Edible Read: Tomatoland
Sometimes ignorance is bliss … but most of the time it is not and that in itself is a good reason to go out and get a copy of Tomatoland. Barry Estabrook, a James Beard Award–winning author, will take you on a journey to parts of Florida one is not likely to see on beach vacations. And it’s a journey one should think about when reaching for that perfectly shaped Florida tomato at the neighborhood supermarket.
The story begins simply, with Barry finding himself behind a heavy truck in Florida, laden with what appear to be green Granny Smith apples. Some of these orbs begin to fly off the truck, but they turn out to be tomatoes “so plasticine and so identical they could have been stamped out by a machine.” A few have cracks, most are unblemished and not one is smashed, despite a drop at 60 mph.
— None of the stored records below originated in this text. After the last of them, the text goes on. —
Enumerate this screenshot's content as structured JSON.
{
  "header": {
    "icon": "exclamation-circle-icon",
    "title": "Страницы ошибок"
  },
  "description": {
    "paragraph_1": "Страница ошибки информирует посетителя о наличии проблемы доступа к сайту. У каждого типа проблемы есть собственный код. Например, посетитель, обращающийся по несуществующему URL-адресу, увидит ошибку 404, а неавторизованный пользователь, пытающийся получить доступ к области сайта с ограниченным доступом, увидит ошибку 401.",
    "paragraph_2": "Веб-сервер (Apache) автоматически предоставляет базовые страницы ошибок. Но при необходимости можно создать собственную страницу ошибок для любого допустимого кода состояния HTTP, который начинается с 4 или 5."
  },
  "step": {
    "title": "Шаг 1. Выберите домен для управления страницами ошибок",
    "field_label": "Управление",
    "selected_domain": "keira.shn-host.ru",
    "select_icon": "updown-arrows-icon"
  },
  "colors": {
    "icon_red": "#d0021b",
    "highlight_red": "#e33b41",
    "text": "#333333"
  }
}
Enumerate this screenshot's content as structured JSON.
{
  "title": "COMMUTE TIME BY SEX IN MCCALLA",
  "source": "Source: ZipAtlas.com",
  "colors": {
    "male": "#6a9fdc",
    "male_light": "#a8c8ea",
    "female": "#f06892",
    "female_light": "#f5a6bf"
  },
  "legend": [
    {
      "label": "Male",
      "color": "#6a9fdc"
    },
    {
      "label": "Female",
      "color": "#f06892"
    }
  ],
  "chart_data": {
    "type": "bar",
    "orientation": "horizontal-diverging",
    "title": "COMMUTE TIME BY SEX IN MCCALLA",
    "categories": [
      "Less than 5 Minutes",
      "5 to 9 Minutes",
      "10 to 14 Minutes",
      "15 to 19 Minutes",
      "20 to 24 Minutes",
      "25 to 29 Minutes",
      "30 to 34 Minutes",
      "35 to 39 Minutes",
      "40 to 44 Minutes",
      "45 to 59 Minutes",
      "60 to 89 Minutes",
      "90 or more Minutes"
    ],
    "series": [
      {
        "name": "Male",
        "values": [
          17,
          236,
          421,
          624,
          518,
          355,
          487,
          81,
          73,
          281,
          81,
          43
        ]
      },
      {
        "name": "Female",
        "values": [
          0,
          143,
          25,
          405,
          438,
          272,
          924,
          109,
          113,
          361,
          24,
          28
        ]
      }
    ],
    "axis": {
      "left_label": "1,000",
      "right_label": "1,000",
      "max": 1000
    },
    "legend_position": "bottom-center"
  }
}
Intrigued by that event, Barry begins his investigation. He soon discovers that, of all the fruits and vegetables we eat, none suffers at the hand of factory farming more than a tomato grown in the winter fields of Florida, which accounts for one-third of the fresh tomatoes grown in the United States. Modern agribusiness can’t deliver a decent-tasting tomato in large part because it’s essentially against the law: Regulations set by the Florida Tomato Committee determine what a tomato should look like, and the older, tasty varieties don’t conform to these rules of color and shape.
The reader also discovers:
- Florida’s humid weather is possibly the worst place for tomato growing. This is overcome by heavy use of chemical fertilizers, pesticides and herbicides.
- The underpaid workers in Florida’s tomato fields are exposed to chemicals daily, with a toll including cancers, respiratory ailments and severe birth defects. That’s not all — one assistant U.S. attorney referred to Florida’s tomato fields as “ground zero for modern-day slavery,” complete with beatings and being “sold” to crew bosses to pay debts.
- A tomato today contains less vitamin C, thiamin, niacin and calcium and 14 times as much sodium as its 1960s counterpart. As Barry explains, consumers and society pay a price when we remove taste and thought from our food purchase decisions. In less than 200 easy-to-read pages, this book will have an impact — and with more knowledge better choices will be made.
About Barry Estabrook
Investigative journalist Barry Estabrook’s 2009 article for Gourmet magazine, “Politics of the Plate: The Price of a Tomato,” won a James Beard Award in 2010. In addition to being a Gourmet contributing editor, Barry was founding editor of EatingWell magazine and has written for the New York Times Magazine, Reader’s Digest, Men’s Health and the Washington Post.
“ … a gardener can select pretty much any sunny patch of ground, dig a small hole, put in a tomato seedling, and come back two months later and harvest something. Not necessarily a bumper crop of plump, unblemished fruits, but something.
When I met Monica Ozores-Hampton, a vegetable specialist with the University of Florida, I asked her what would happen if I applied the same laissez-faire horticultural practices to a tomato plant in Florida. She shot me a sorrowful, slightly condescending look and replied, “Nothing.” “ Nothing?” I asked. “There would be nothing left of the seedling,” she said. “Not a trace. The soil here doesn’t have any nitrogen, so it wouldn’t have grown at all. The ground holds no moisture, so unless you watered regularly, the plant would certainly die.
And, if it somehow survived, insect pests, bacteria, and fungal diseases would destroy it.” How can it be, then, that Florida is the source for one-third of fresh tomatoes Americans eat?
Our friends at Carmichael’s Bookstore suggest this book as an excellent read. As a founding member of the Louisville Independent Business Alliance, Carmichael’s represents the kind of retailer where the benefits of buying local can be experienced.